━━━ Dataset ━━━
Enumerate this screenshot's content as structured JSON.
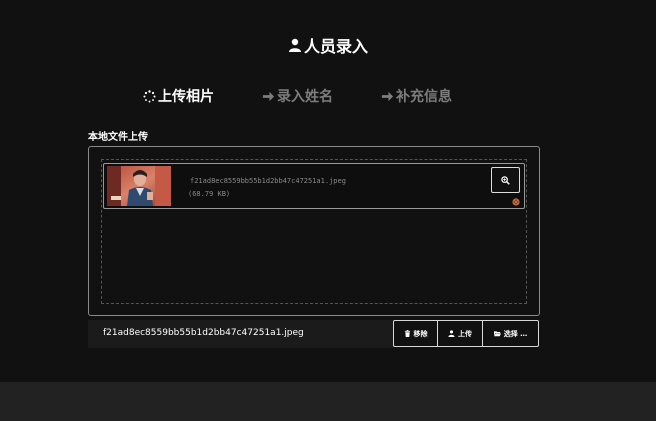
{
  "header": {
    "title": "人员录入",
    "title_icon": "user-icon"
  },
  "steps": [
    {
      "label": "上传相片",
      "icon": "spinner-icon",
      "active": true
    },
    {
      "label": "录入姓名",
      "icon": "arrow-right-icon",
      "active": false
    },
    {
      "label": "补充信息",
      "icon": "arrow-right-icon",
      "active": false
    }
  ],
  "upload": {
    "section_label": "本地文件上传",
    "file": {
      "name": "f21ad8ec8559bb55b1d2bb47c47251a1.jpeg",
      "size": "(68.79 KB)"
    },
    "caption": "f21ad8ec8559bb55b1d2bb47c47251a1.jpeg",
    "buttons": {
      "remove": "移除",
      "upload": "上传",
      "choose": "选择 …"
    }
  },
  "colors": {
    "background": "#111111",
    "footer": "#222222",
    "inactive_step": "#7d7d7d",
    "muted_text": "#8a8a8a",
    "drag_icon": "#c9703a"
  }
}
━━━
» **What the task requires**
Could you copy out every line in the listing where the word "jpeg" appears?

» **Task output**
      "name": "f21ad8ec8559bb55b1d2bb47c47251a1.jpeg",
    "caption": "f21ad8ec8559bb55b1d2bb47c47251a1.jpeg",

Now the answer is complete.